Problem requirements ::
Go through the data below and return each line where the string "Revenue" occurs.

Data to examine ::
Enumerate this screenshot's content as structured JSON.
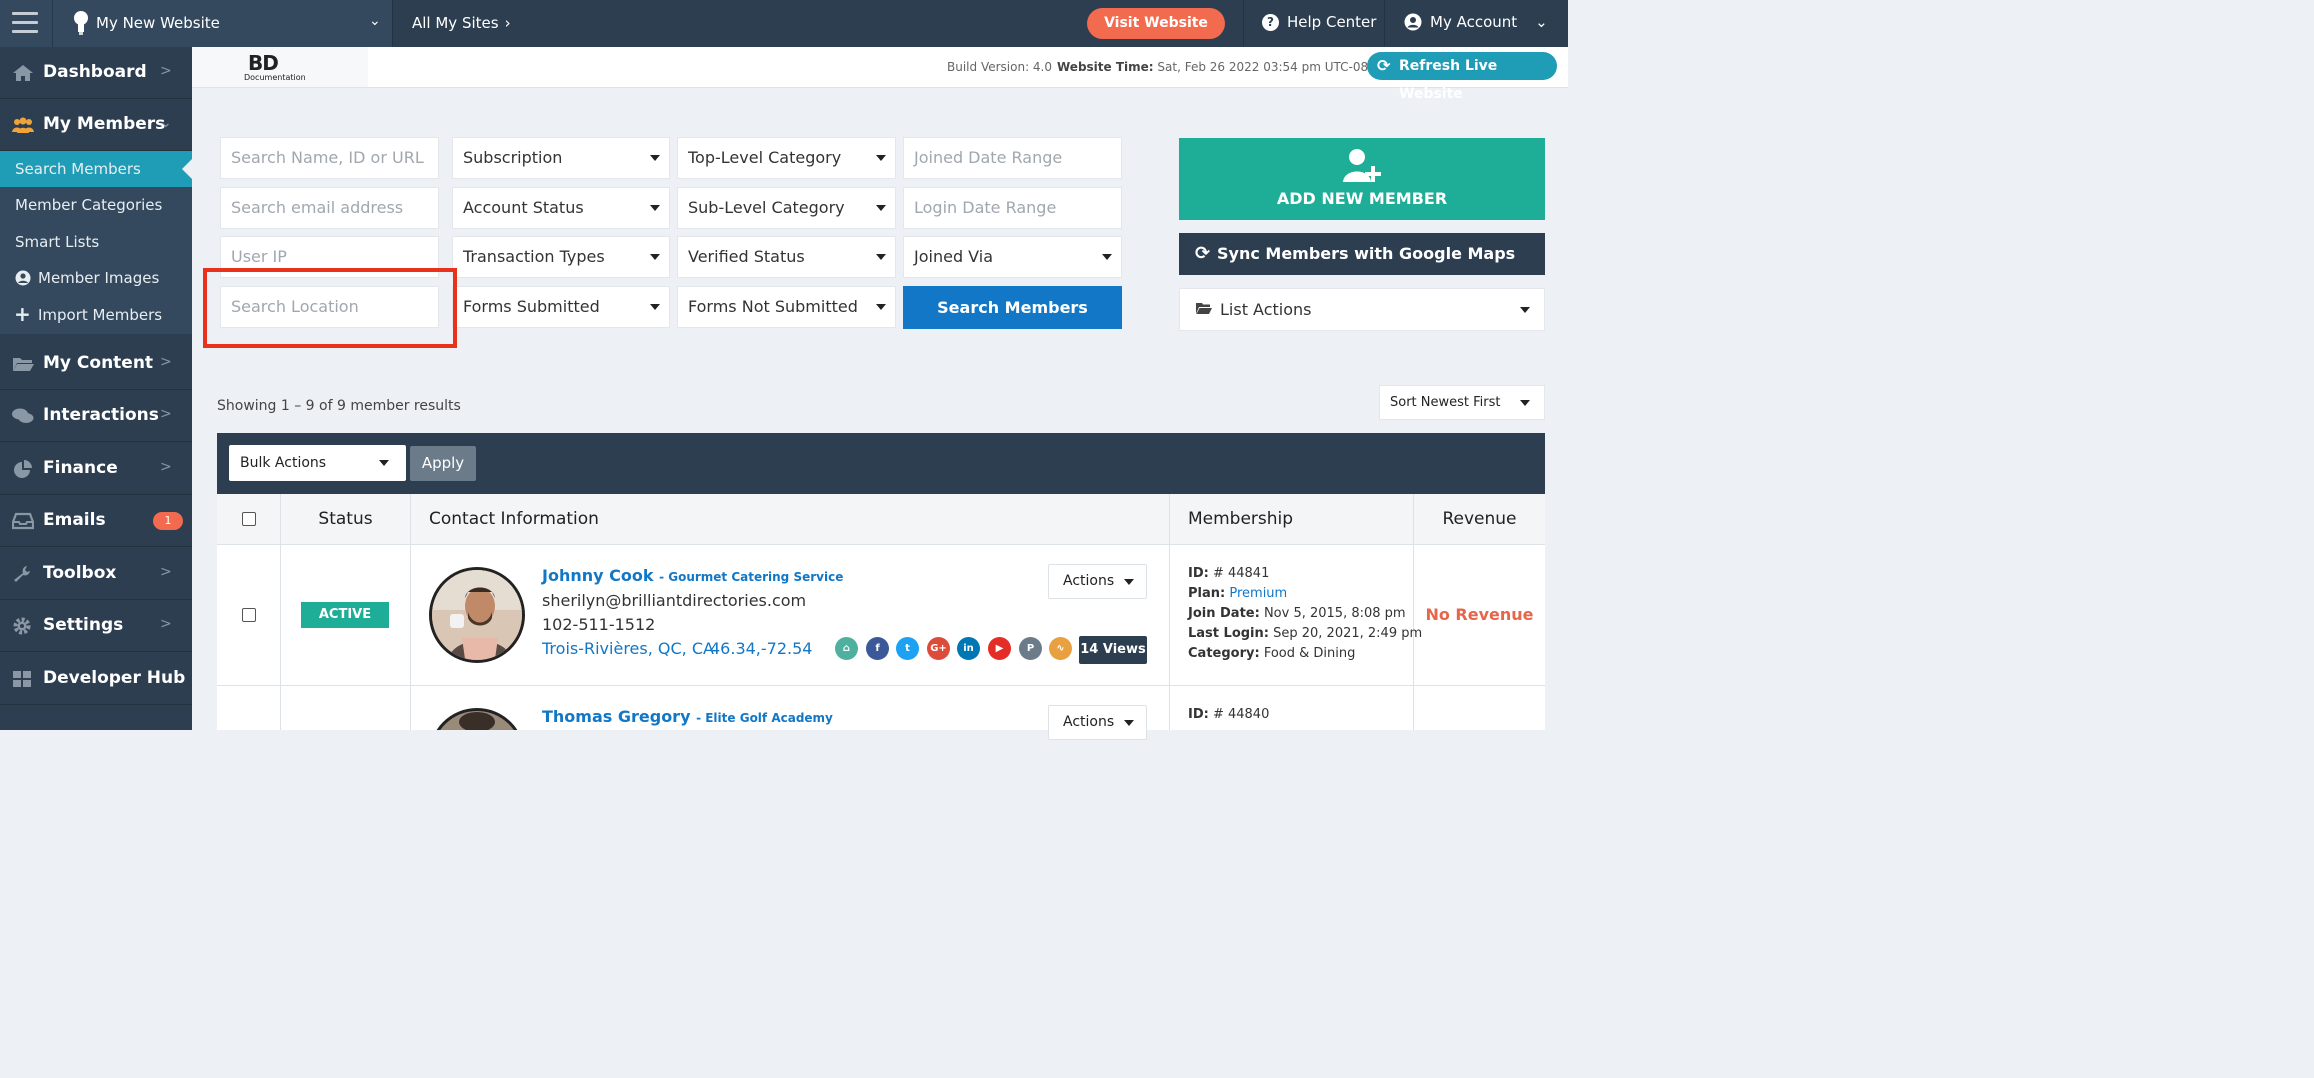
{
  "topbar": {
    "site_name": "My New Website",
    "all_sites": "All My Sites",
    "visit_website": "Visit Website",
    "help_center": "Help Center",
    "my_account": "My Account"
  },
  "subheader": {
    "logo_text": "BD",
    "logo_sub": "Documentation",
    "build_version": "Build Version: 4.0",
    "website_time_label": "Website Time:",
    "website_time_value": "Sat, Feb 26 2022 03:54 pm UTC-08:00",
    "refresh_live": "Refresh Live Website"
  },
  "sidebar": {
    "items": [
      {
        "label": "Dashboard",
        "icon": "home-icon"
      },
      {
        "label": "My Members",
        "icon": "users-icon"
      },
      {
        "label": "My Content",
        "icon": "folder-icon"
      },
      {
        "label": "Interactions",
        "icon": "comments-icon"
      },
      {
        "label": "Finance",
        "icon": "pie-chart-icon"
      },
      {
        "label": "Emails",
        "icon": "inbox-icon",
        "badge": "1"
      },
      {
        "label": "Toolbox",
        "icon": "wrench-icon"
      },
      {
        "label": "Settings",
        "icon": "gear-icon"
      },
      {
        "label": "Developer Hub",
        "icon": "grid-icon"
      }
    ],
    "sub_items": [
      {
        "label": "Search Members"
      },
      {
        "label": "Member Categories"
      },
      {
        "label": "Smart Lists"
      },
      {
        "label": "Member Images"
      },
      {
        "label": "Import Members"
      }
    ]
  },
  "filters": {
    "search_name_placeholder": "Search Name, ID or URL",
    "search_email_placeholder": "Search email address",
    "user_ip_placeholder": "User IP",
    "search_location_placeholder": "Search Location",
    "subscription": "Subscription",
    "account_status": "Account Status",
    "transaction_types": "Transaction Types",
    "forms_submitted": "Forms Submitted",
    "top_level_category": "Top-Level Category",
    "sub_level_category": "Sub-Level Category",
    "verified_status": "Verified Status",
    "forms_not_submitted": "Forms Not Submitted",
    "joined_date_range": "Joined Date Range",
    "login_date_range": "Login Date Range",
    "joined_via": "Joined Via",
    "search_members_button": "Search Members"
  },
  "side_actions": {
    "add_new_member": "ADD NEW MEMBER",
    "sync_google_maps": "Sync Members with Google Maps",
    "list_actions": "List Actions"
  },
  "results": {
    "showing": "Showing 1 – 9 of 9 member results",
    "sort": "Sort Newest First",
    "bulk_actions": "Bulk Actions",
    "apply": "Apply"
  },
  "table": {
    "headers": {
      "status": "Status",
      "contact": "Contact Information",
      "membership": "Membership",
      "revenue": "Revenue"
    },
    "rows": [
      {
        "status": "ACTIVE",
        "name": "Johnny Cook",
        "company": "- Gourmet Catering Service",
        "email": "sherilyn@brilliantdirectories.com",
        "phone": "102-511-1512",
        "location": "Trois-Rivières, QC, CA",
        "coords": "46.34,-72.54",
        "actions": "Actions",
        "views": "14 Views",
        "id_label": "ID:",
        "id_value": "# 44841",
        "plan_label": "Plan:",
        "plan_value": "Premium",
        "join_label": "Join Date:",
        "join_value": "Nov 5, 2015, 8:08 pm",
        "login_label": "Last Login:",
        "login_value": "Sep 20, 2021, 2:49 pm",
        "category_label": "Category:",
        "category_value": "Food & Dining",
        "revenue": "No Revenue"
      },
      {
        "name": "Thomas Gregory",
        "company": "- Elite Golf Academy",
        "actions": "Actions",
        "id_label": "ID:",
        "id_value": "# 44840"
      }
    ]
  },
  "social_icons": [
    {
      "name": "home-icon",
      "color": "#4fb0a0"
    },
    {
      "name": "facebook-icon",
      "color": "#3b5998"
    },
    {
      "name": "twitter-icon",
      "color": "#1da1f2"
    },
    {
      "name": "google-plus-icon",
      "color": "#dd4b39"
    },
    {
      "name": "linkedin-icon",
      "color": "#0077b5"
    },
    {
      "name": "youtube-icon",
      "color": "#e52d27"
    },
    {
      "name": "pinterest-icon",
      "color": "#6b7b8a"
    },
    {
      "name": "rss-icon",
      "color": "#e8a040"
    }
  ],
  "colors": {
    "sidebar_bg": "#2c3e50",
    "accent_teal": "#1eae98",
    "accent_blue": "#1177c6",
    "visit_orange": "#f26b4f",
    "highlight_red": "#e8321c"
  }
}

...

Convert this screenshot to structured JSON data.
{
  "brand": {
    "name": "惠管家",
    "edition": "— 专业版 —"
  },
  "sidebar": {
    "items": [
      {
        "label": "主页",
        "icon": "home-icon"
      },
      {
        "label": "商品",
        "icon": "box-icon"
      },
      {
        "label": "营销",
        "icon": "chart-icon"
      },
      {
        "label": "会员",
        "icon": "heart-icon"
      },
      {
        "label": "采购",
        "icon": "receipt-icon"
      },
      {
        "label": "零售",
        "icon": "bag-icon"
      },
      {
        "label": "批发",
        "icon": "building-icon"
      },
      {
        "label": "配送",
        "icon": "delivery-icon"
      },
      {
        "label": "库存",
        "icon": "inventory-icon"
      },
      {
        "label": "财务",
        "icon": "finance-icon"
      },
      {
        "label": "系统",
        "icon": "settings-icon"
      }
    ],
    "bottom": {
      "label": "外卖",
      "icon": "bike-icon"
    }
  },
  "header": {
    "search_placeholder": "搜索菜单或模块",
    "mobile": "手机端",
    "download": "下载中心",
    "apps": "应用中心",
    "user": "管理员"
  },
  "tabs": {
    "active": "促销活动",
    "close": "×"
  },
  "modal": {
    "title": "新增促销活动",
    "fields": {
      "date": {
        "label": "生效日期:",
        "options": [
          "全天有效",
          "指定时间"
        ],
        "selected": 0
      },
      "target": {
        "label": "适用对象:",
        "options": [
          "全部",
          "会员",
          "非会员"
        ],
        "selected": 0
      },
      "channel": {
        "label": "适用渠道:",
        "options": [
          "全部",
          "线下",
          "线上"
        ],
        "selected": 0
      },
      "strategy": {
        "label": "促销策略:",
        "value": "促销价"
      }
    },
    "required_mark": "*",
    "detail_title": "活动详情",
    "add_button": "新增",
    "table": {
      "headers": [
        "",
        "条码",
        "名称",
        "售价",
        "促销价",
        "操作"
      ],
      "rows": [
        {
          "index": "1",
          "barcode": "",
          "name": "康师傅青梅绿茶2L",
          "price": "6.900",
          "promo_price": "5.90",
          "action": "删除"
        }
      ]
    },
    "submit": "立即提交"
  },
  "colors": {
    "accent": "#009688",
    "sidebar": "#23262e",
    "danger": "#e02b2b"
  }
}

Your response ::
      "revenue": "Revenue"
        "revenue": "No Revenue"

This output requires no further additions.